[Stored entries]
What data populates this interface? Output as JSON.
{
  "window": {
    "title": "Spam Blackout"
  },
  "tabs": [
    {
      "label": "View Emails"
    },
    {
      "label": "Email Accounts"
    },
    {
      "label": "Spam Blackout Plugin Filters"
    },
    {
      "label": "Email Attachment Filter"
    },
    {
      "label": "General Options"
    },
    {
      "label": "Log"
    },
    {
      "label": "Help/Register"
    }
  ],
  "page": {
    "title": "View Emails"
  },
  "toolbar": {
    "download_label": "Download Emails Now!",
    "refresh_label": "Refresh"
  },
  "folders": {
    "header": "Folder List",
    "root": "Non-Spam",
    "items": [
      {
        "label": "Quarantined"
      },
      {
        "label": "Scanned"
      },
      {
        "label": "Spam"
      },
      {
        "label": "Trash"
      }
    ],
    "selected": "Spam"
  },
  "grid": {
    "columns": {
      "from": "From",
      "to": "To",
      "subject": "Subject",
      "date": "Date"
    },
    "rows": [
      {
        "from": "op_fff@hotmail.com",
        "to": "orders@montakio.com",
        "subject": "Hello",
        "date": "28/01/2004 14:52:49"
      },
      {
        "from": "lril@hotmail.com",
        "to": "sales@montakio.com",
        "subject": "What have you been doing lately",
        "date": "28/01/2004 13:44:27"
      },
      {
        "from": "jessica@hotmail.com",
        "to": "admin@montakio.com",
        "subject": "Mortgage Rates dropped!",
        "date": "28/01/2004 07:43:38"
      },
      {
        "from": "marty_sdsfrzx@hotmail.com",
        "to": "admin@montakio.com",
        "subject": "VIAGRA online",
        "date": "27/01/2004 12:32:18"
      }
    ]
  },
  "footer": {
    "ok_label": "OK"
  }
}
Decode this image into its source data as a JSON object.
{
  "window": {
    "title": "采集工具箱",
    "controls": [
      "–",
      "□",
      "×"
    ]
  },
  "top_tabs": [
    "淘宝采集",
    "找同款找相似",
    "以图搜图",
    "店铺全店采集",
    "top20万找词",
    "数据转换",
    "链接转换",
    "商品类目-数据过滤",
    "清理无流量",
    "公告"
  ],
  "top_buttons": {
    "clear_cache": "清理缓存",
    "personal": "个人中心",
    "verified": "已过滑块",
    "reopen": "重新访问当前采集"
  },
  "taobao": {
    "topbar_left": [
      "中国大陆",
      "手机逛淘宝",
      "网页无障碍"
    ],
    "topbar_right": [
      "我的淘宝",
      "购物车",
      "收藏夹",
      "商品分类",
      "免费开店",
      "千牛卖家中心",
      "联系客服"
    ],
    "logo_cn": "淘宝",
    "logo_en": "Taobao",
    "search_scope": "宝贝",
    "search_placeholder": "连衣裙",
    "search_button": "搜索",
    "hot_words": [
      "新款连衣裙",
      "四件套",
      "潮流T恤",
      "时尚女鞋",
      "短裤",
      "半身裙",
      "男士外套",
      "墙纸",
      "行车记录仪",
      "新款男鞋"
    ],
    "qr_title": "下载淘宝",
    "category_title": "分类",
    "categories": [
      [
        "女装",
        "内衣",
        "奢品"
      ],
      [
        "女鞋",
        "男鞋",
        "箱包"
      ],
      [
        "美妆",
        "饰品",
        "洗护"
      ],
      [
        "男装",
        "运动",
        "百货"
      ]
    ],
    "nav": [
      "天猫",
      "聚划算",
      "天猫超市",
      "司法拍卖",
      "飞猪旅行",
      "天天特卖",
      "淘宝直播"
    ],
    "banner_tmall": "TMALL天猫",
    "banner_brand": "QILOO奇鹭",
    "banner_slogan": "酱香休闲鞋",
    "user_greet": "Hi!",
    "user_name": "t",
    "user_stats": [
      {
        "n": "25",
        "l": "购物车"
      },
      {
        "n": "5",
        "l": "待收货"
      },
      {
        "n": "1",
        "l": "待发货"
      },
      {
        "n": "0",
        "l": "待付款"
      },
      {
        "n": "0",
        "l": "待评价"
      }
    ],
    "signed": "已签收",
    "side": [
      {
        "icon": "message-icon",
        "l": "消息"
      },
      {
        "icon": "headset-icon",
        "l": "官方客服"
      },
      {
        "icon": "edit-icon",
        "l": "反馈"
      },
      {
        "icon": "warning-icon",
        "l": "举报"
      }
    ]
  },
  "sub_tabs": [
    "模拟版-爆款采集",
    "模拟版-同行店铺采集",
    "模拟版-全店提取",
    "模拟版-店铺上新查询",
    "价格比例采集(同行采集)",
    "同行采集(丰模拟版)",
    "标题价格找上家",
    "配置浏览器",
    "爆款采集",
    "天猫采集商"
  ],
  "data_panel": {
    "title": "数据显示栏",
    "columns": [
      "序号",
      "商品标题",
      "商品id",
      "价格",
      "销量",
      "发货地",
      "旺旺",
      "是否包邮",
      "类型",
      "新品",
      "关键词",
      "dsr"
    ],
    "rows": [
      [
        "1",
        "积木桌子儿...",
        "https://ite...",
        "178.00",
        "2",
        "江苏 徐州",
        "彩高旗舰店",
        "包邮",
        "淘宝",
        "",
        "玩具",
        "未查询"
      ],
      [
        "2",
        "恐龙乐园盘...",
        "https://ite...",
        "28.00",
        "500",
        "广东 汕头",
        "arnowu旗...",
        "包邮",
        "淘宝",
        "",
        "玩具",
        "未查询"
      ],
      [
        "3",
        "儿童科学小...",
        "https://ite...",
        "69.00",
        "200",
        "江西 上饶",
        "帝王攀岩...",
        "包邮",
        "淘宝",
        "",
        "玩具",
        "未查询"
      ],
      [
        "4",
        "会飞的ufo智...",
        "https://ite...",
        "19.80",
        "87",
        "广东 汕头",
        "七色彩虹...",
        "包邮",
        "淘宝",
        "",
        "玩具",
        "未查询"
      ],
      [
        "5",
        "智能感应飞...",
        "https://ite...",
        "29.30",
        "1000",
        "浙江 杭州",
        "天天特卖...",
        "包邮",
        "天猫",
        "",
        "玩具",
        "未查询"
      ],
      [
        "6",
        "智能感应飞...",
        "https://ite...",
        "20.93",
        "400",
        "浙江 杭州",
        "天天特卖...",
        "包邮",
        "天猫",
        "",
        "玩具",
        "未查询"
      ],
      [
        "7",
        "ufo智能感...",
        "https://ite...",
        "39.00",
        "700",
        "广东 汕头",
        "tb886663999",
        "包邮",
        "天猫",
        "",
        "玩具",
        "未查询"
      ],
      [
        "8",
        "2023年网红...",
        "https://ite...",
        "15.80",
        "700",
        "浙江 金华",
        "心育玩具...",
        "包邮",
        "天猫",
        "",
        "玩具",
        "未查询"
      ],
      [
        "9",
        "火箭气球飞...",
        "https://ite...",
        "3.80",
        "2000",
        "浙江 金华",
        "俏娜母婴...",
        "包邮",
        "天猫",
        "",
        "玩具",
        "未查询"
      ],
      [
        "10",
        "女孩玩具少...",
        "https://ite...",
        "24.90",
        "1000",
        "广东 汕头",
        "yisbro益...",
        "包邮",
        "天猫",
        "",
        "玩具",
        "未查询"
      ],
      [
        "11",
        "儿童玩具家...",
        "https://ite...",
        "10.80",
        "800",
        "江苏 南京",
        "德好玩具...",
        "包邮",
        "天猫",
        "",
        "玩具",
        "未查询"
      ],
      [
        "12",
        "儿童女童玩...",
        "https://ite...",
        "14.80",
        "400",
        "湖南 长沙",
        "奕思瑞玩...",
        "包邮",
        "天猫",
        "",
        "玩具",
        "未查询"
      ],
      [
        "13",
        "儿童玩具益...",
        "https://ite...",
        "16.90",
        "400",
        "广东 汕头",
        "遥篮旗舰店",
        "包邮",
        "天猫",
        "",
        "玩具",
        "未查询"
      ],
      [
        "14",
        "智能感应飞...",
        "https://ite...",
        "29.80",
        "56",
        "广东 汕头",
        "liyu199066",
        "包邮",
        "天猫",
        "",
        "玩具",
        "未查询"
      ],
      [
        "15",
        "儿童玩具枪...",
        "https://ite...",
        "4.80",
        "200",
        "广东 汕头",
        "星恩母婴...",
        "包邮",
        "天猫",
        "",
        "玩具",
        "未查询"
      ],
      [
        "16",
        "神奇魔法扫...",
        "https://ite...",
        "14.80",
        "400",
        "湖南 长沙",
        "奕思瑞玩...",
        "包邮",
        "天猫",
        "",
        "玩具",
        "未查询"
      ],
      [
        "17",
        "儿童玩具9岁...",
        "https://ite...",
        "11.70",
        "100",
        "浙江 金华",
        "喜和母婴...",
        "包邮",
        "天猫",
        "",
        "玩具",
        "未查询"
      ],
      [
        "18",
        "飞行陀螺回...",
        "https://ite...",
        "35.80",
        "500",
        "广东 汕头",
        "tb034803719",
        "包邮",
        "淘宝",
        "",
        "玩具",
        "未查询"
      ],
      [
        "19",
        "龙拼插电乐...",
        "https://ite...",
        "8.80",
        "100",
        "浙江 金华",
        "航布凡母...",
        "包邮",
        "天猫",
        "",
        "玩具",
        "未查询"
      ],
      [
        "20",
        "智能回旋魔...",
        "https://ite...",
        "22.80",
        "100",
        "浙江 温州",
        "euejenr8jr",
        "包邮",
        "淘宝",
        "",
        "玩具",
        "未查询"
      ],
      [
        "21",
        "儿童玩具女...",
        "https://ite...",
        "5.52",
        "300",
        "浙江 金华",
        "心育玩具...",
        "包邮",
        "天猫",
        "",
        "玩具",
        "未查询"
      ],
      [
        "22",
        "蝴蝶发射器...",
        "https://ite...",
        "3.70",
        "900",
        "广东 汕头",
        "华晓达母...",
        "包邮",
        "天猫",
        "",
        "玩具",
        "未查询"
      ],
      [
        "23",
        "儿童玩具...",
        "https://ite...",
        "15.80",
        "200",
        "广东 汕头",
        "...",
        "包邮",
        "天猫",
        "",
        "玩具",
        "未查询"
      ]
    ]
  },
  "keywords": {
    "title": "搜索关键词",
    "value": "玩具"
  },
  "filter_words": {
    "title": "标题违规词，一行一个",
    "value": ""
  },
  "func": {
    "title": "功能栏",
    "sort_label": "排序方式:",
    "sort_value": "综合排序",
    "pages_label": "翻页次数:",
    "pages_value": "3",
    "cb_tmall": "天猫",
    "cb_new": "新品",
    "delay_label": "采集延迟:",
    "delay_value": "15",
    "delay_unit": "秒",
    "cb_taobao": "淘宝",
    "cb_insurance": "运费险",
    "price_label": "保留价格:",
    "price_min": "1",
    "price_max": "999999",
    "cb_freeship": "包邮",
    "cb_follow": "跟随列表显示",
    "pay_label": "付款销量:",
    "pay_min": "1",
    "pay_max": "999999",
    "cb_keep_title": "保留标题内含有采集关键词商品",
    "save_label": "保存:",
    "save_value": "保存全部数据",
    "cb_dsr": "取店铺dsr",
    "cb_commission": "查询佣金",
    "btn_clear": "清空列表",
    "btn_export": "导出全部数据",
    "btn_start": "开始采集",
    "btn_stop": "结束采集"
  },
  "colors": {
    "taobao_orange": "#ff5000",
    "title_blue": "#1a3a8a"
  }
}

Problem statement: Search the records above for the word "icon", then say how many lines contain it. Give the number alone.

Reply to the exercise: 4